We get countless numbers of calls from customers asking the best way to break in their new Ballistic Advantage barrel. Doing a search on the internet can leave someone overwhelmed with a huge selection of articles on this topic. One might ask, how many rounds and what type of cleaning procedure should be used between each grouping of rounds?
There is a remarkable difference between a production barrel and a quality custom aftermarket barrel surface finish and thus a corresponding break in procedure that is applied. I would like to explain first. Not all barrels are created equal. Production barrels tend to have more machine marks than custom barrels and conversely aftermarket barrels usually have better finishes and polished surfaces. This will affect how you will break in your barrel.
At Ballistic Advantage we supply the cleanest finishes and the highest quality QPQ Melonite coated and stainless steel barrels available. We suggest that you follow the following procedure when breaking in a new Ballistic Advantage barrel.
No matter how polished the finish is inside the chamber of a barrel, tooling marks in the throat will always be across the direction of projectile travel. When a bullet is fired, copper dust that is dissolved in the expanding hot gasses, travels through the bore and then condenses on the bore and the rifling. To the untrained eye, fouling appears to be caused by the bore due to the projectile travel but in fact it is the cross sectional feed lines in the throat that cause fouling. Now, with this understanding we see that barrel break in is really a smoothing effect about the throat.
The following break in procedure is based on experience and should be considered only as a guide. Results may vary based on a number of different variables. Some of these variables might require more or less cycles. Initially, you should perform the one shot and clean for five shots. Try this and observe if the amount of fouling reduces between cleanings. If it does not, continue with your one shot procedure until foiling is perceived to be reduced.
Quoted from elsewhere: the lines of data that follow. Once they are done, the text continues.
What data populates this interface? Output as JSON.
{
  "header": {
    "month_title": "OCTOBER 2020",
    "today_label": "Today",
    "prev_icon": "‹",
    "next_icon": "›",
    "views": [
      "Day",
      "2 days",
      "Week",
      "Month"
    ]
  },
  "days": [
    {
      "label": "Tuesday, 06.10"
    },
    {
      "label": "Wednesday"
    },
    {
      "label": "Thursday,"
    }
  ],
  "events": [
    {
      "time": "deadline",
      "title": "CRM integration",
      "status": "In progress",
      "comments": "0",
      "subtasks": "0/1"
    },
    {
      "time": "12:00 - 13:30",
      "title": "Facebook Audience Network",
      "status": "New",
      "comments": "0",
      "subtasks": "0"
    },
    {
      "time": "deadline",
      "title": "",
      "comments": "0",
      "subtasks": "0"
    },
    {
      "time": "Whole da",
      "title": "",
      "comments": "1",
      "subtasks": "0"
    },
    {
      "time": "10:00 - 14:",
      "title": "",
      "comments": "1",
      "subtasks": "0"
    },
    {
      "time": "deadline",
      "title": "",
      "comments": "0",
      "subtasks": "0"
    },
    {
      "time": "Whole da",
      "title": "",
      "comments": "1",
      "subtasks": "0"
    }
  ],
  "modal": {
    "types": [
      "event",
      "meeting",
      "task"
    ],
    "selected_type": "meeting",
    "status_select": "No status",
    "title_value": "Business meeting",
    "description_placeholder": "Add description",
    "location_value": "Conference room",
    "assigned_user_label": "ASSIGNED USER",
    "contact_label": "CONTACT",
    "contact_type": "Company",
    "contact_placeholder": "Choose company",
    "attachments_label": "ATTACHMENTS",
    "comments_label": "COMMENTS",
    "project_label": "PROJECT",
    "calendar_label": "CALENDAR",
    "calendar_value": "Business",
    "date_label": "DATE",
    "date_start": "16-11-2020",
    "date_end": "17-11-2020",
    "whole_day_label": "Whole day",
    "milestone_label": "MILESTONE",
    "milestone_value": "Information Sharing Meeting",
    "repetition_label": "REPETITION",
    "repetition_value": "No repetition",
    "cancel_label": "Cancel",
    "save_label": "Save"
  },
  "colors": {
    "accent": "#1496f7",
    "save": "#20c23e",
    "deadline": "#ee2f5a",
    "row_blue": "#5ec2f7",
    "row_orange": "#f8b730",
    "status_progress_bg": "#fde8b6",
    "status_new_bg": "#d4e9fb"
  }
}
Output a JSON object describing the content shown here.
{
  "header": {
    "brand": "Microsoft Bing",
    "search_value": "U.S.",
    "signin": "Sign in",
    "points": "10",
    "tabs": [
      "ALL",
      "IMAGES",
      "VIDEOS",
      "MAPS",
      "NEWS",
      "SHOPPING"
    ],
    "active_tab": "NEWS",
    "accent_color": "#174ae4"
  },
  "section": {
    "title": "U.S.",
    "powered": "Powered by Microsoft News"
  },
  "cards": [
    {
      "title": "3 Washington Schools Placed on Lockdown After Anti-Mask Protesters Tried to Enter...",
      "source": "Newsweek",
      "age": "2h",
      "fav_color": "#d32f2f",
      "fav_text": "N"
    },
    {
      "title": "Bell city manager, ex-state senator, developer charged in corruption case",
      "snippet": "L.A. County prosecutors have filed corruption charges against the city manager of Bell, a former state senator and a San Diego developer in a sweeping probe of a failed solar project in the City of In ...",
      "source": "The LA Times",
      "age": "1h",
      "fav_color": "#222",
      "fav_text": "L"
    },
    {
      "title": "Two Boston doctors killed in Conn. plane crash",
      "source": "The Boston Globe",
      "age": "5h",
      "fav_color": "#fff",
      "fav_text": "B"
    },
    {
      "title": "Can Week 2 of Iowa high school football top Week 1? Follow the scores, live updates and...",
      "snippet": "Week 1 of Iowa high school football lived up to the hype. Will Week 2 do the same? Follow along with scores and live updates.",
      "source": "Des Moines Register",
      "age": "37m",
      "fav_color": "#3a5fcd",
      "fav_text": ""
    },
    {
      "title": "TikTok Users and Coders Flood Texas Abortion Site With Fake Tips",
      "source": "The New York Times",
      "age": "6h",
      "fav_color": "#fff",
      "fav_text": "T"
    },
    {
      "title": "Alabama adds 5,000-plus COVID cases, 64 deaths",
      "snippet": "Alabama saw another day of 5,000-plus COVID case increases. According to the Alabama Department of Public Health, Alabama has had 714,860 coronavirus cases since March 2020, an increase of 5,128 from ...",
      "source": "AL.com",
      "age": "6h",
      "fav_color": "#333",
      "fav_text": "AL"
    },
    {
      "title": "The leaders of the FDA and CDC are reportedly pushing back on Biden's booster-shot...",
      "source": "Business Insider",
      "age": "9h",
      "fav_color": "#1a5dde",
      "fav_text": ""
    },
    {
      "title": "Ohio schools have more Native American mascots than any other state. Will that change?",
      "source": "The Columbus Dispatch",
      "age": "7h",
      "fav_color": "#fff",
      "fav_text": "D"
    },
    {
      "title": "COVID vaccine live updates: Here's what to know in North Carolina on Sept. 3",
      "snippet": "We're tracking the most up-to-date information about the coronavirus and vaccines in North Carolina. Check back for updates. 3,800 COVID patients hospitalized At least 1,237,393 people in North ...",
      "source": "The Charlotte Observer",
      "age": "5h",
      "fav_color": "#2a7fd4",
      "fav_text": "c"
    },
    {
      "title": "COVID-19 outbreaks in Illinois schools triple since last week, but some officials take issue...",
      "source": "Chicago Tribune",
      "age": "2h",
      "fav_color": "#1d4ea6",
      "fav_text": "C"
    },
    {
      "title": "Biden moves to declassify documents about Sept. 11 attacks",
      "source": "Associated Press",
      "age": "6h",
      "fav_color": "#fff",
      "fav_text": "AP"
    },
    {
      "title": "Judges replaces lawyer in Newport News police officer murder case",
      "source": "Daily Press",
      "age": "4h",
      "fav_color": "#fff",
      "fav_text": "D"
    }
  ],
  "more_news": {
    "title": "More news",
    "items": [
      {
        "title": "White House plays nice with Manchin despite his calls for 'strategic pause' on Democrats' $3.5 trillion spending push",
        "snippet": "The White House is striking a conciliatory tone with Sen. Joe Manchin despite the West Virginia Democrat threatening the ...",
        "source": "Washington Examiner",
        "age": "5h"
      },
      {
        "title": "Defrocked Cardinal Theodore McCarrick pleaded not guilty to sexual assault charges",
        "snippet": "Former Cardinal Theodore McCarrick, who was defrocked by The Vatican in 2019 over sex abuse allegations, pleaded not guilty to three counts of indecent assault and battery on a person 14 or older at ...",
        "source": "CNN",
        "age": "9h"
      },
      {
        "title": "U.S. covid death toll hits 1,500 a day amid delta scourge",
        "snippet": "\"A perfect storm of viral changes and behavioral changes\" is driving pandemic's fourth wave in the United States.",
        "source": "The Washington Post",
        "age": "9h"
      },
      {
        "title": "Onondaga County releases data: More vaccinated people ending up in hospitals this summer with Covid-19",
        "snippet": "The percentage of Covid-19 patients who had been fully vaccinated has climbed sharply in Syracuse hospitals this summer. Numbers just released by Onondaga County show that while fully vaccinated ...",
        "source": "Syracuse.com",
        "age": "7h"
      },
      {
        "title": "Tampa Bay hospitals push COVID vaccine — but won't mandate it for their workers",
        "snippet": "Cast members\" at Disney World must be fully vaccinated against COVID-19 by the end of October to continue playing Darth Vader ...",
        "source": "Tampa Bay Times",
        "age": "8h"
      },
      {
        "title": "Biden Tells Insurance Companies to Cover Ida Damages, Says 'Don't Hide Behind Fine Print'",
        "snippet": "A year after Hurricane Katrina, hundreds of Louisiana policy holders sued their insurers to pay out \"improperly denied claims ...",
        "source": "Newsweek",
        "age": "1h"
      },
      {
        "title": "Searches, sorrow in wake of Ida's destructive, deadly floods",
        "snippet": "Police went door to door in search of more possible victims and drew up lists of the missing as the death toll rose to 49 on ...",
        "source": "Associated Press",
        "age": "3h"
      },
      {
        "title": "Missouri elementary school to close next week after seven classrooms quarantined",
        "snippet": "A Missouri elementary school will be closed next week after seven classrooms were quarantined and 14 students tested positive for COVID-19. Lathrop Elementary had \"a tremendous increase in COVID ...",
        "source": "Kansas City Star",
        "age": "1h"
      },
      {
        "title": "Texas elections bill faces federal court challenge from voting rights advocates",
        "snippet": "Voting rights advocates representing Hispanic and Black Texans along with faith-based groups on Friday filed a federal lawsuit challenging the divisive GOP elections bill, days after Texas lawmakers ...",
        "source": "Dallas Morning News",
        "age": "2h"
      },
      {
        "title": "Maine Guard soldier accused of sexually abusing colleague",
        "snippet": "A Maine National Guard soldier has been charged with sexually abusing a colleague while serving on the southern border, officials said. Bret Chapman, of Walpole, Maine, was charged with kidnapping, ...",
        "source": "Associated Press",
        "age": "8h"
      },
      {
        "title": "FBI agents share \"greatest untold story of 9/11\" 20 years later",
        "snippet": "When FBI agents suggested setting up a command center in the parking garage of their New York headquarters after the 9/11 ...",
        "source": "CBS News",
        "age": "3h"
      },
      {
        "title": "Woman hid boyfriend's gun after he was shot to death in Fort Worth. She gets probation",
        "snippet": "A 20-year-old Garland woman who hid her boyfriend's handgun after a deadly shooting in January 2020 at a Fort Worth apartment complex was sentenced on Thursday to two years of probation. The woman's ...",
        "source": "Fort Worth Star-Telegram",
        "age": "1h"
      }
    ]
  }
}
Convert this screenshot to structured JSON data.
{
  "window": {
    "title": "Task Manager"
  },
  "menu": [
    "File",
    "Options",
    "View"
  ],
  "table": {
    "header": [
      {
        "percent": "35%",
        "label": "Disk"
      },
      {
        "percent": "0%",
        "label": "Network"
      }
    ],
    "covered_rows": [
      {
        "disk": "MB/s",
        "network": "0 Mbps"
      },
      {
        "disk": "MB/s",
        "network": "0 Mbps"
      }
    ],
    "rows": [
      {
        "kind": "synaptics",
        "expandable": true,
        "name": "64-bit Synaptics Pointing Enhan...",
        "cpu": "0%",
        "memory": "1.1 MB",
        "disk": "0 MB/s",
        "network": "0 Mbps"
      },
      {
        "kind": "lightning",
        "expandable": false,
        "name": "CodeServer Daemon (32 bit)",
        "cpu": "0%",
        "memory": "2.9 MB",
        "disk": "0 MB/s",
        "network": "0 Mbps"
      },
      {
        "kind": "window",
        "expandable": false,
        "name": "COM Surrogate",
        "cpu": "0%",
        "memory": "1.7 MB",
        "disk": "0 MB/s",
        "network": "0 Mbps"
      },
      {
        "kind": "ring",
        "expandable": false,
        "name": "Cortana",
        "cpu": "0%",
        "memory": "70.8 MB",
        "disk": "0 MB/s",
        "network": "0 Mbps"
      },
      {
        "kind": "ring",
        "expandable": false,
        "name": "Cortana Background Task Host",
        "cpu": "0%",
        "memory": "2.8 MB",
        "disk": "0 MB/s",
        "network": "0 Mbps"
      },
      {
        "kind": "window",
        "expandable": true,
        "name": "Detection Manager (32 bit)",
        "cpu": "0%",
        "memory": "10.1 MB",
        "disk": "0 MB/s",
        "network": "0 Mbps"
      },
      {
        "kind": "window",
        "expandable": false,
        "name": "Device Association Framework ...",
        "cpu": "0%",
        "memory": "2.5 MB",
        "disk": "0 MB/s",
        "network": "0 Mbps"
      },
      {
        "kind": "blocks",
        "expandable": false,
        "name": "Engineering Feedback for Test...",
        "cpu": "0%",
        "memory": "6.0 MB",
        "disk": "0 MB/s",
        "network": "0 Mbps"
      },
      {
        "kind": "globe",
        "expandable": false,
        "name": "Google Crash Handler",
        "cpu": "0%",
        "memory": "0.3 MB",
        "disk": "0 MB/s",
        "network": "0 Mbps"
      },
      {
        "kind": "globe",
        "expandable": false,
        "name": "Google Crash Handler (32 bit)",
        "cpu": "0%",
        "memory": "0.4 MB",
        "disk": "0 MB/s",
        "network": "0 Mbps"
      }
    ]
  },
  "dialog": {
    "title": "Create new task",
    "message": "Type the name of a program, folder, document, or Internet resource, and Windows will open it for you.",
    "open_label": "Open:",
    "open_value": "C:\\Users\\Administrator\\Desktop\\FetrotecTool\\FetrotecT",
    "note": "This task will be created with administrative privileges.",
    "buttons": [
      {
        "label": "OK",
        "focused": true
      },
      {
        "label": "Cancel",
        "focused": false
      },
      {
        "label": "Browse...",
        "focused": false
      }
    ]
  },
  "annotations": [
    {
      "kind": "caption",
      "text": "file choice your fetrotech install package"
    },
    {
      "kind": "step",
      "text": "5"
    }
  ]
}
At this point begin a 3 shot then clean procedure. Again take note of the amount of fouling and when it has reduced, then it is time to move up to 5 shots then clean. Do not be alarmed if your seating depth gets longer during this break in period. Typically the throat will grow .005 – .01 of an inch during break in.
Typical break in cycles:
- 5-10 one shot cycles
- 1 three shot cycle
- 1 five shot cycle
- 5-25 one shot cycles
- 2 three shot cycles
- 1 five shot cycle
We are always open for suggestions here at Ballistic Advantage. Please leave a comment and let us know how this procedure worked on your barrel. We are continually trying to improve our processes and your feedback is always welcome.
by: Gregg Fikes